Toward the end of Friday night’s game Taylor would make a steal, giving Andy Mitchell the chance to score.
In the end, the Wildcat’s would be too much for the Seawolves. The fate of Friday night’s game was sealed at 80-43, Chico.
On Saturday night it was more than just another game; it was Senior Night. A night where the four Sonoma State Seawolves seniors (J.J. Mina, Mike Harris, Brandon Glanz and Zen Maki) would walk into the Wolves’ Den for one last home game.
Unfortunately, their last game at home didn’t go as planned. With a continuous battle between the Seawolves and the CSU Stanislaus Warriors, the men’s basketball team couldn’t find a solid rhythm.
As Sonoma started out with possession over the ball, it would be the Warriors who made the first basket of the night, thanks to senior guard Chris Read. With several chances at the net, the Seawolves would miss a majority of their shots, until J.J. Mina was able to find some opportunities, giving the Seawolves their first points.
With a little back-and-forth point battle between the two opponents, Andy Mitchell and Nathan Molony-Benjamin both took shots with nine minutes on the board to try and pull the Seawolves closer, with a score at the time of 8-20, neither could connect.
From then on, both participants went through a little bit of a rough shooting patch, when neither one of them could get their shots to go in. Mina would get fouled with a chance at the free-throw line changing the score to 20-10, Warriors.
The Seawolves continued to play hard and while there were plays and shots made by the Seawolves, the Warriors were the ones to walk in at halftime with a nine point lead and a score of 34-25.
“I addressed our mistakes and overcoming our obstacles. Let them know that in order for us to move forward, that we would have to take care of the ball better and execute better,” said Associate Head Coach Rich Shayewitz, “but most importantly instilled belief in them that we can do this.”
Once the players took to the court, the Seawolves began to play a much more rhythmic and organized ball game. With Khalid Johnson, Mina and Brandon Glanz starting the team off strong the Seawolves were only trailing behind by six points (39-33). It would be an edge-of-the-seat battle for the next 10 minutes.

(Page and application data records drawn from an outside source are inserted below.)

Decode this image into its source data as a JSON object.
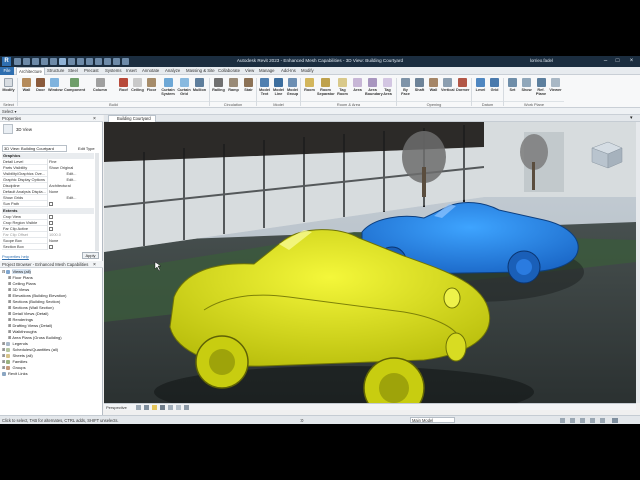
{
  "titlebar": {
    "title": "Autodesk Revit 2023 - Enhanced Mesh Capabilities - 3D View: Building Courtyard",
    "logo": "R",
    "user": "lorrieo.fadel",
    "min": "–",
    "max": "□",
    "close": "×"
  },
  "tabs": [
    "File",
    "Architecture",
    "Structure",
    "Steel",
    "Precast",
    "Systems",
    "Insert",
    "Annotate",
    "Analyze",
    "Massing & Site",
    "Collaborate",
    "View",
    "Manage",
    "Add-Ins",
    "Modify"
  ],
  "ribbon": {
    "buttons": [
      "Modify",
      "Wall",
      "Door",
      "Window",
      "Component",
      "Column",
      "Roof",
      "Ceiling",
      "Floor",
      "Curtain System",
      "Curtain Grid",
      "Mullion",
      "Railing",
      "Ramp",
      "Stair",
      "Model Text",
      "Model Line",
      "Model Group",
      "Room",
      "Room Separator",
      "Tag Room",
      "Area",
      "Area Boundary",
      "Tag Area",
      "By Face",
      "Shaft",
      "Wall",
      "Vertical",
      "Dormer",
      "Level",
      "Grid",
      "Set",
      "Show",
      "Ref. Plane",
      "Viewer"
    ],
    "groups": [
      "Select",
      "Build",
      "Circulation",
      "Model",
      "Room & Area",
      "Opening",
      "Datum",
      "Work Plane"
    ]
  },
  "optbar": {
    "select": "Select ▾"
  },
  "properties": {
    "header": "Properties",
    "type": "3D View",
    "instance": "3D View: Building Courtyard",
    "edit_type": "Edit Type",
    "cat_graphics": "Graphics",
    "cat_extents": "Extents",
    "rows": [
      {
        "k": "Detail Level",
        "v": "Fine"
      },
      {
        "k": "Parts Visibility",
        "v": "Show Original"
      },
      {
        "k": "Visibility/Graphics Ove...",
        "v": "Edit..."
      },
      {
        "k": "Graphic Display Options",
        "v": "Edit..."
      },
      {
        "k": "Discipline",
        "v": "Architectural"
      },
      {
        "k": "Default Analysis Displa...",
        "v": "None"
      },
      {
        "k": "Show Grids",
        "v": "Edit..."
      },
      {
        "k": "Sun Path",
        "v": ""
      }
    ],
    "rows2": [
      {
        "k": "Crop View",
        "v": ""
      },
      {
        "k": "Crop Region Visible",
        "v": ""
      },
      {
        "k": "Far Clip Active",
        "v": ""
      },
      {
        "k": "Far Clip Offset",
        "v": "1000.0"
      },
      {
        "k": "Scope Box",
        "v": "None"
      },
      {
        "k": "Section Box",
        "v": ""
      }
    ],
    "help": "Properties help",
    "apply": "Apply"
  },
  "browser": {
    "header": "Project Browser - Enhanced Mesh Capabilities",
    "items": [
      "Views (all)",
      "Floor Plans",
      "Ceiling Plans",
      "3D Views",
      "Elevations (Building Elevation)",
      "Sections (Building Section)",
      "Sections (Wall Section)",
      "Detail Views (Detail)",
      "Renderings",
      "Drafting Views (Detail)",
      "Walkthroughs",
      "Area Plans (Gross Building)",
      "Legends",
      "Schedules/Quantities (all)",
      "Sheets (all)",
      "Families",
      "Groups",
      "Revit Links"
    ]
  },
  "view": {
    "tab": "Building Courtyard",
    "scale": "Perspective"
  },
  "status": {
    "hint": "Click to select, TAB for alternates, CTRL adds, SHIFT unselects.",
    "coords": ":0",
    "model": "Main Model"
  },
  "colors": {
    "titlebar": "#1b2d3f",
    "accent": "#2f6fb0",
    "car_yellow": "#e9ee1b",
    "car_blue": "#2e8ef0"
  }
}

Unfortunately, the Seawolves would begin to fall apart again, letting the Warriors take a 12-point lead (60-48) with seven minutes on the clock. Within those remaining seven minutes Zen Maki would hit a three-pointer and get fouled, converting his two free-throw shots. Following in his footsteps, his fellow teammates Mina, Ahern and Johnson would knock down shots and convert their foul shot attempts as well to bring the score to 66-60. Yet, it would be the free-throws made by CSU Stanislaus senior Wes Bartole and Seawolf junior Ahern’s last second lay-up at the final buzzer signaling the final score of 68-62, Warriors.
“Tonight’s biggest challenge was overcoming our own mistakes,” said Shayewitz in the aftermath of Saturday night’s game.
Those mistakes were noted as “turnovers, offensive rebounds miss-assignments and poor execution,” which are key points in a game that a team cannot afford to mess up. While the Seawolves did manage to get back up on their horse and fight for what was hopefully going to be theirs it wasn’t enough to come out with a win.
“We just knew that if we wanted any shot at the playoffs this was the last time to do it. The last 20 minutes to do it,” said Davis as he gave insight into what was running through their minds coming back out onto the court after halftime.
Since the loss of Saturday night’s game, the men’s basketball team doesn’t qualify for playoffs. Instead, they will pack their bags and head for CSU Los Angeles on Friday and CSU Dominguez Hills on Saturday.